Commercial Credit Co., the Baltimore-based financial services unit of Control Data Corp., is seeking to divest itself of more than one-third of its $5.7 billion in assets by next spring, according to a filing with the Securities and Exchange Commission.
Control Data, which is suffering from the general downturn in the computer industry, also disclosed that it was in technical default on some of its bank loans after restating its 1984 financial results last week because of SEC objections to its accounting practices.
Control Data also said that it expects to record an operating loss for its computer business in 1985.
Commercial Credit plans to sell $2 billion of its assets over the next five to eight months, including its commercial lending business and part of its international loan portfolio, Control Data said.
After divesting those assets, Commercial Credit "intends to expand and improve its remaining profitable core businesses of consumer financial services, vehicle leasing and life and business credit insurance," according to the filing.
These plans are part of a general restructuring of the finance company that includes "reducing its reliance on thrift deposits as a funding source due in part to cost considerations and in part to the reluctance of depositors to make deposits in institutions which are not federally insured," the filing said.
Minneapolis-based Control Data had tried to sell Commercial Credit for months before giving up in June because it was unable to get the price it wanted. Control Data had asked $1 billion for the subsidiary last November, but had cut the price to $844 million by May 1. The subsidiary already has reduced its staff from 9,000 to about 6,500.
Commercial Credit had assets of $7.4 billion at the end of 1984 and earnings for the year of $50 million on revenue of $1.3 billion.
Control Data earned $5.1 million on revenue of $5 billion in 1984. The company had reported a profit of $31.6 million, but reduced it last week at the SEC's request.
The company lost $14 million on revenue of $2.5 billion in the first six months of this year.
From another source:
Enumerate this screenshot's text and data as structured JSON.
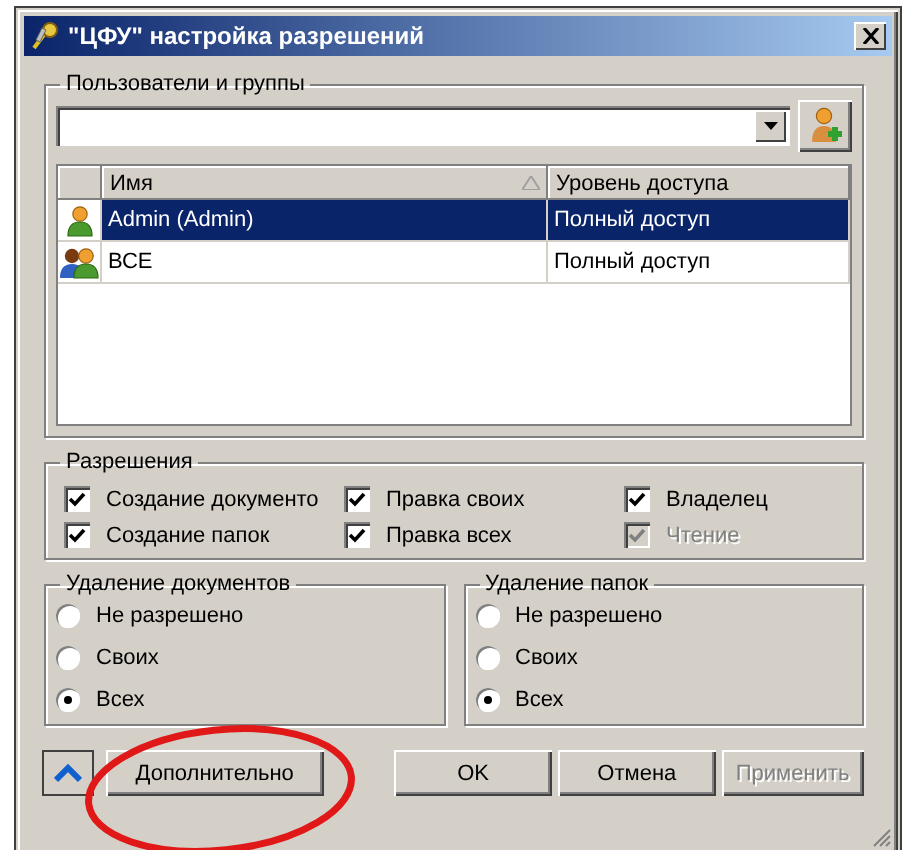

Before the revision, it had reported a loss of $5.4 million for the same period.
The SEC challenged the earlier financial results after disagreeing with Control Data's use of some tax deductions and accounting methods.
Restating the figures brought the company into technical default on revolving-credit agreements that include provisions for maximum debt-to-equity ratios, minimum net worth and restrictions on stock dividends, according to the SEC filing.
Control Data said it later received waivers on the defaults from its lenders, and expects the waivers to be extended until it can repay $209 million due with proceeds from two planned public offerings.
The bank waivers will allow the company to pay a third-quarter dividend of 18 cents a share on 38.5 million shares of common stock, worth about $6.9 million.
The disclosures were included in a preliminary prospectus filed Friday with the SEC as part of registration materials for Control Data's planned offerings of notes and preferred stock, with which it hopes to raise $300 million.
The company hopes to sell $200 million in subordinated 10-year notes and $100 million of depositary convertible preferred shares.